Circa 1995: A diamond is in the offering. It is a D color. It is
internally flawless. It is going to be going up for auction. It is in
fact ... the largest D color ... Internally Flawless Pear Shaped
diamond with unmodified classical proportions ever to be offered up
for auction. It's weight: 100.10 carats. Where ... I wonder ... does
one place such a bauble once one has purchased it. Around one's
neck? On one's finger? One's belly button perhaps? Elsewhere? The
This is no ordinary diamond folks. Aside from it's color, shape, and
clarity ... it is also a most perfectly proportioned stone ... a
tribute in fact to a diamond cutter's skill.
The rarity of the stone can be exemplified by the fact that it is
only exceeded in size by one other: The Mouawad Splendour-- a stone
about which I know nothing ... other than the fact that it 101.84
carats and that it is an eleven-sided pear shape which was sold in
1990 for a smidgeon over 12 million dollars. A smidgeon ... in
instances like these when we speak of numbers which have no meaning
for most other than the fact that they are represented by more zeroes
than most can even count ... is $760,000.
So ... how rare is this little bauble? Well ... here it is folks. So
few are these stones ... that in the stratospheric atmosphere of
those who have made a tad more than a piddling wage over their lives
... the ultimate buyer of this piece of crystallized carbon will have
the honor and privilege of naming the stone.

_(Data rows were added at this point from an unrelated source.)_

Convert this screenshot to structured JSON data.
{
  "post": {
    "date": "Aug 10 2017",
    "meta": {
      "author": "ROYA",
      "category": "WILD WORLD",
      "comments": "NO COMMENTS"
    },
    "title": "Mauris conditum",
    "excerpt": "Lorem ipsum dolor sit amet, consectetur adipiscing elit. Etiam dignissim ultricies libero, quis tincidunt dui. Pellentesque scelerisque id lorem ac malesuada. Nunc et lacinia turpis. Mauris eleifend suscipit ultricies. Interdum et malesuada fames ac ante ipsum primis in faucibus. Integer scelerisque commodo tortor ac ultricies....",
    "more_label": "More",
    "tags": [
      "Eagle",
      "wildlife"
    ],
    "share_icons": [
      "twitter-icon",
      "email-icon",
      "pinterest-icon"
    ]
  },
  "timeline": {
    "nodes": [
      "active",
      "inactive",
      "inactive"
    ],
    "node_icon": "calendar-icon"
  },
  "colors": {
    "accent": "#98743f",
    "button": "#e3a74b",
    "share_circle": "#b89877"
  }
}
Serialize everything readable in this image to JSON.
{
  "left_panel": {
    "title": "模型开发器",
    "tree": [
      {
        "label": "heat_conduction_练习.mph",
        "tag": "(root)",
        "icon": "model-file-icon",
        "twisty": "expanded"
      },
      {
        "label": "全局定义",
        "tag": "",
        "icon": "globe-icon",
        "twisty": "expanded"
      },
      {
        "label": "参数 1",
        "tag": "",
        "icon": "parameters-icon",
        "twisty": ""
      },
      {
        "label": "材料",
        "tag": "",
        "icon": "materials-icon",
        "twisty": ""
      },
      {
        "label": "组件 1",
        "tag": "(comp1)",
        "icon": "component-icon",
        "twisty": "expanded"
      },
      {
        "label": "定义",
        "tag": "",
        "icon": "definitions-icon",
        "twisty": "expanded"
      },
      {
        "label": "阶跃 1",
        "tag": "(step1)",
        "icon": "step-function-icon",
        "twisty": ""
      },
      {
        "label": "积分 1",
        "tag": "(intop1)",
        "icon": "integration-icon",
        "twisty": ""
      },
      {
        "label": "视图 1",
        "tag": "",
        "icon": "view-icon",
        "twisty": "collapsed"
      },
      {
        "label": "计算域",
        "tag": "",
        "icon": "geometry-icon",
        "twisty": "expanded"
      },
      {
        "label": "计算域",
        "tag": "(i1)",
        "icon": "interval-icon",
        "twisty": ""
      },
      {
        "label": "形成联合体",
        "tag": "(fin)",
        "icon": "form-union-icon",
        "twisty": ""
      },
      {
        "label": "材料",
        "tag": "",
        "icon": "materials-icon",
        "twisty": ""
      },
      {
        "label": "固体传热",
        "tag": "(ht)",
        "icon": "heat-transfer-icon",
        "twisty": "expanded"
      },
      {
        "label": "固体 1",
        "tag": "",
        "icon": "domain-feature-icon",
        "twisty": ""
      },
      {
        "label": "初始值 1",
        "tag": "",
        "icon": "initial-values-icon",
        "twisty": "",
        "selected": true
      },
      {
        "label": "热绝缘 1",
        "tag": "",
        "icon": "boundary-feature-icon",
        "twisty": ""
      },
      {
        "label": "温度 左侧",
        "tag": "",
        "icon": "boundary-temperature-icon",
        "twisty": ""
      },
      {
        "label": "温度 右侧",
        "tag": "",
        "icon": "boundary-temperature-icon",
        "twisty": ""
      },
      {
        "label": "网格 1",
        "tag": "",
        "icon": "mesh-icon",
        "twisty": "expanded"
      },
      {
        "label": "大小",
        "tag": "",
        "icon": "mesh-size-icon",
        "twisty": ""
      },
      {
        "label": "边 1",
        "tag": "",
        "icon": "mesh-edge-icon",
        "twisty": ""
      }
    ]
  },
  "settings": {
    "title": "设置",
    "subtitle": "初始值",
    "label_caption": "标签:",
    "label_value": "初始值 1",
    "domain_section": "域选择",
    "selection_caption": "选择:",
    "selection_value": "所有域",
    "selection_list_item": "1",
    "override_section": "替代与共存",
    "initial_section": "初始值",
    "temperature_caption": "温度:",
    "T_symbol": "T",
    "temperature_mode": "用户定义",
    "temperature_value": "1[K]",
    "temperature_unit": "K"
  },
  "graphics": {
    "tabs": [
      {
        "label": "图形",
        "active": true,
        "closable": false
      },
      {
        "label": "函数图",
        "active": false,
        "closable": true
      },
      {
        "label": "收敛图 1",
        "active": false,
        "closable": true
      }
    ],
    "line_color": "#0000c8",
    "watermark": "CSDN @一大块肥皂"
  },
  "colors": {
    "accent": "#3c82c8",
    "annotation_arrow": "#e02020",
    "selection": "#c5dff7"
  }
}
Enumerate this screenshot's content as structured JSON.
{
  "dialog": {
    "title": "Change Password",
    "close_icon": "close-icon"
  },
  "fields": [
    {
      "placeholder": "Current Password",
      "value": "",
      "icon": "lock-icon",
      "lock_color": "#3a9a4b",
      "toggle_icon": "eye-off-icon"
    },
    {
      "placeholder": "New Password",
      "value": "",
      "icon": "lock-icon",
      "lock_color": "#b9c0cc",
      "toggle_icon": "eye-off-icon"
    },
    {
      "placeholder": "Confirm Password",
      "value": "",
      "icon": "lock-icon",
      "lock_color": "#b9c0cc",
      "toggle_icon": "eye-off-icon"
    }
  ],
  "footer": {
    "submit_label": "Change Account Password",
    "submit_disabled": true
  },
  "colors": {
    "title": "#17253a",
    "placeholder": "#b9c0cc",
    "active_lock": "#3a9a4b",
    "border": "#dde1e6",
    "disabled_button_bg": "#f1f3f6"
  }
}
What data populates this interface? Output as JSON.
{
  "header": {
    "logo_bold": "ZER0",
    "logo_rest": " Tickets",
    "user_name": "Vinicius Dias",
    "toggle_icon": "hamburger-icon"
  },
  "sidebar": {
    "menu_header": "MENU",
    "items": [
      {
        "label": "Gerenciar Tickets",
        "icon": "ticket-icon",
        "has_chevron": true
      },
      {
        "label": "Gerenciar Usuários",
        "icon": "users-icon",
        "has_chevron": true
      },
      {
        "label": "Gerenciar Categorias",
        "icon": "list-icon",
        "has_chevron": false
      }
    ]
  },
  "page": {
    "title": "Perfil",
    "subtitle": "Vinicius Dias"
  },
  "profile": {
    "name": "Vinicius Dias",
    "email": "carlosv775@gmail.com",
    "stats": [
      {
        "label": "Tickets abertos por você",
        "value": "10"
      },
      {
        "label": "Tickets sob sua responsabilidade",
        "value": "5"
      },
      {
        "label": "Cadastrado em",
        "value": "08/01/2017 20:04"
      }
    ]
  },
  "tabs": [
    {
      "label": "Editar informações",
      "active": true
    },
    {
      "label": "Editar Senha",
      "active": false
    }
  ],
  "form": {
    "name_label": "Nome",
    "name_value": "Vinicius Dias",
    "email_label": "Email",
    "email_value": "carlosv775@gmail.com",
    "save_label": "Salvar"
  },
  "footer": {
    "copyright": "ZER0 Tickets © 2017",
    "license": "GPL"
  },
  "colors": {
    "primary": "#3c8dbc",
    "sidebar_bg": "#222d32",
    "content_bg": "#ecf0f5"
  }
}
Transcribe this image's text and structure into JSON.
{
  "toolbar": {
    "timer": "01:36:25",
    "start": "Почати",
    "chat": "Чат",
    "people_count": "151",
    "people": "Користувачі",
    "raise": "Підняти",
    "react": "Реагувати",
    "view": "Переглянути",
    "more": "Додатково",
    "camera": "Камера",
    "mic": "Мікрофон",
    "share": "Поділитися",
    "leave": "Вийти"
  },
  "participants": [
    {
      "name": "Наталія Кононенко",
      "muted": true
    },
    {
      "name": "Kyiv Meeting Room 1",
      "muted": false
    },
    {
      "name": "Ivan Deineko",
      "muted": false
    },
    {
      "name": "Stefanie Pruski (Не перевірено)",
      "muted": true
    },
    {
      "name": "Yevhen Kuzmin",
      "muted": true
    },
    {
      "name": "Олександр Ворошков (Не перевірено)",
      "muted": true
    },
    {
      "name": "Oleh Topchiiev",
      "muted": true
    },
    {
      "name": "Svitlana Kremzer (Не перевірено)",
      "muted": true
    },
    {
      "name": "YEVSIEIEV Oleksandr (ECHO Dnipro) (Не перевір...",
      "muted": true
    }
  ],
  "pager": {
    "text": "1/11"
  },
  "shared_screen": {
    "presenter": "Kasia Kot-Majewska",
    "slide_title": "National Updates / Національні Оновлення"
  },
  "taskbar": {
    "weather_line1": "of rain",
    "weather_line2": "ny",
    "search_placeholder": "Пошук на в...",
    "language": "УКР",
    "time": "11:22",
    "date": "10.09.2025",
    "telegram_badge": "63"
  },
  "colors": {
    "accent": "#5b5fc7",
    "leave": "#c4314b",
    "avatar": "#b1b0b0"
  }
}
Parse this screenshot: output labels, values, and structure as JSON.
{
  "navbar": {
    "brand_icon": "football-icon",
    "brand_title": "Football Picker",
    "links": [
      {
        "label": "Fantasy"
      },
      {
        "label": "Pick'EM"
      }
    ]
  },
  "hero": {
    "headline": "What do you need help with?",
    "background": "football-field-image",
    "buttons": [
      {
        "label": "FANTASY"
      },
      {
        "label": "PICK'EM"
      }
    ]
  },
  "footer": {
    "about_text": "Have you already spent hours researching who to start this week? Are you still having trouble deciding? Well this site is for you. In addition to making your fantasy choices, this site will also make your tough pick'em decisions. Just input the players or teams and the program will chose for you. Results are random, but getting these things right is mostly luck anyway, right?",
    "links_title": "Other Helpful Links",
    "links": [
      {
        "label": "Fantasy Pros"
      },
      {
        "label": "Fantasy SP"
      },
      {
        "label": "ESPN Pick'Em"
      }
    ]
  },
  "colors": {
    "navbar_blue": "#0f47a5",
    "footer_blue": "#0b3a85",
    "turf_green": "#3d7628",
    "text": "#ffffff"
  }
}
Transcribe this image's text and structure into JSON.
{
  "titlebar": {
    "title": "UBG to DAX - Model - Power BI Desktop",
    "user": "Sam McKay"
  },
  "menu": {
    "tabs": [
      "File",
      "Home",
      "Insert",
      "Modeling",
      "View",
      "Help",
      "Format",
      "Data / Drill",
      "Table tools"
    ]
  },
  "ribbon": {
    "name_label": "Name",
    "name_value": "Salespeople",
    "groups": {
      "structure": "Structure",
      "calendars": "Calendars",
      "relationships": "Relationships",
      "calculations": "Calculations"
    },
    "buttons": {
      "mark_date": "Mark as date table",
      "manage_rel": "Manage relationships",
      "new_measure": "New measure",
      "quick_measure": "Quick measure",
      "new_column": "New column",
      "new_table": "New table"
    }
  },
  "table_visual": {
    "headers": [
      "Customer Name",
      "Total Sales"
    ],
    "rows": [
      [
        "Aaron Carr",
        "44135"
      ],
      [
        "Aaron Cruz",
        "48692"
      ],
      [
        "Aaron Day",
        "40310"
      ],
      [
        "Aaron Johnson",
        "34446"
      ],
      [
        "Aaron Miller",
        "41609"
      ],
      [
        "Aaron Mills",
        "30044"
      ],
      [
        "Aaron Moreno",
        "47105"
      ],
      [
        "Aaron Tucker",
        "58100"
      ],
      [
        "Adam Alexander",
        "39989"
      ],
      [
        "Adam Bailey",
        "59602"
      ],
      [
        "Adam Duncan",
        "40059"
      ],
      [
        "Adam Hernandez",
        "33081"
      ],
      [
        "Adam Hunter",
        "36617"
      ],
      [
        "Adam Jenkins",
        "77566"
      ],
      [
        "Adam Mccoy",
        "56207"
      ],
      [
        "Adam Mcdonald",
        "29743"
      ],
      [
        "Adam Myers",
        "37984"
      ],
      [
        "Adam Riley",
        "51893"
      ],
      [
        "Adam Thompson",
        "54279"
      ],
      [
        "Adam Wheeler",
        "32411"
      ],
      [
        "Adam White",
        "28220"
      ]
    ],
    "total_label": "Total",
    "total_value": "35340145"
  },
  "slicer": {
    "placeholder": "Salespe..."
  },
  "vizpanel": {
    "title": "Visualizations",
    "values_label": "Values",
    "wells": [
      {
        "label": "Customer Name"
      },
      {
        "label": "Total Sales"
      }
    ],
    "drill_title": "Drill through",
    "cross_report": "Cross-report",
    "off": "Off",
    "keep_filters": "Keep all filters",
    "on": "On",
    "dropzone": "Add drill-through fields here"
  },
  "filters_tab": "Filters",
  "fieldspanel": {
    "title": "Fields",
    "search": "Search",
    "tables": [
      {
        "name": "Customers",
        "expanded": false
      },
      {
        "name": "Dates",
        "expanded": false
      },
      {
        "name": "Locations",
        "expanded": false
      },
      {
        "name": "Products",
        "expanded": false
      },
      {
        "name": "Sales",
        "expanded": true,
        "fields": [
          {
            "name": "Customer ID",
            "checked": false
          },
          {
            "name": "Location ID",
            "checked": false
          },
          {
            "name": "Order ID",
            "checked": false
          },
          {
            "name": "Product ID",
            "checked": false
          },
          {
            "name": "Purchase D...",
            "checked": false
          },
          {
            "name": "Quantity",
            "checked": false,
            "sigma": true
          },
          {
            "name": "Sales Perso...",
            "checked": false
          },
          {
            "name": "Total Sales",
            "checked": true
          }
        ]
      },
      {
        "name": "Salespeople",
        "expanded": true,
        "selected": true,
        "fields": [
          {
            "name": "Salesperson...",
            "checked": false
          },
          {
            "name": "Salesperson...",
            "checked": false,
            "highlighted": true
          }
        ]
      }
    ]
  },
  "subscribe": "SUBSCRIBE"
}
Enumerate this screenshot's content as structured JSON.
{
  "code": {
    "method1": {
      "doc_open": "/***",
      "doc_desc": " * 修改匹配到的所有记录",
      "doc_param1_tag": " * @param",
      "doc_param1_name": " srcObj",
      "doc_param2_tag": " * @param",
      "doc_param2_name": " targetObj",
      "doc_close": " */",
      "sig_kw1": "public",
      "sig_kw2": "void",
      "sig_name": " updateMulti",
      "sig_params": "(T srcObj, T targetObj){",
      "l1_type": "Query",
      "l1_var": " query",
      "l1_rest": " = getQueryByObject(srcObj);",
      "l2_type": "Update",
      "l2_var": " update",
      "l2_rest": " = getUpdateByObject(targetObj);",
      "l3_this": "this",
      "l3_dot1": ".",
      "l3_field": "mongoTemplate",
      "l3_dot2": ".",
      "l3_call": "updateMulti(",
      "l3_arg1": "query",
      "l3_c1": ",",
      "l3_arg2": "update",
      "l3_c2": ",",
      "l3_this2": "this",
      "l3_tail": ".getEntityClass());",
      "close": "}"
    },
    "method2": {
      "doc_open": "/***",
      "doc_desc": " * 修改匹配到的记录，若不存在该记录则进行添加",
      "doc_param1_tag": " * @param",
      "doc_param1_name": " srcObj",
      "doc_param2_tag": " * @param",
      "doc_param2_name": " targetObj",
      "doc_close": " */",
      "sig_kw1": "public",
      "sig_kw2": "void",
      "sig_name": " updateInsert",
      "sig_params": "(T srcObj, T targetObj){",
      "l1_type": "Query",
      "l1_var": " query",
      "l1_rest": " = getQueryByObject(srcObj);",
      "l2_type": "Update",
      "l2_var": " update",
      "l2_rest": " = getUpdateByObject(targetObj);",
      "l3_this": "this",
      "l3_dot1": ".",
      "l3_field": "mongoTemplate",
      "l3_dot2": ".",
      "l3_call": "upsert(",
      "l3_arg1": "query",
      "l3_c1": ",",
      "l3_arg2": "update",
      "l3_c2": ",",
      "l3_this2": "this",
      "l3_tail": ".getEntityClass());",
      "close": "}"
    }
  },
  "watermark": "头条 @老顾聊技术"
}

If your name happens to
be Cyrus-the-Great ... and you bestow your name upon the stone
after purchase ... then the stone will surely have a moniker worthy
of its stature. But what if your name is Klem Kaddidlhopper? (Anyone
out there remember Red Skelton?) Do you then name the stone after
yourself? Hey ... look ... she's wearing the Kaddidlehopper around
her neck. Doesn't quite have that ring ... does it?
So ... the stone was ultimately sold. I do not know to whom. But I
do have a tentative price. Ready. A smidgeon over 18 million
dollars. Eighteen million? Who has that kind of money that they can
buy an 18 million dollar doo-dad with discretionary funds? Whoever
you are out there ... maybe we're related. Check it out. You never
know. Name here is Benjamin. Benjamin Mark. I could use a mil or
For those of you who are new to this thing called Tidbits...may I
direct you to my home page at www.tyler-adam.com
where you will
scroll down the left side menu till you get to the area that says
Tidbits Graphics ... and then click on the link that says: Pear ...
where you'll see an image of the Kaddidlehopper ... or whatever it is
the buyer ultimately named his stone.
And there ya have it.
That's it for this week folks.
Catch you all next week.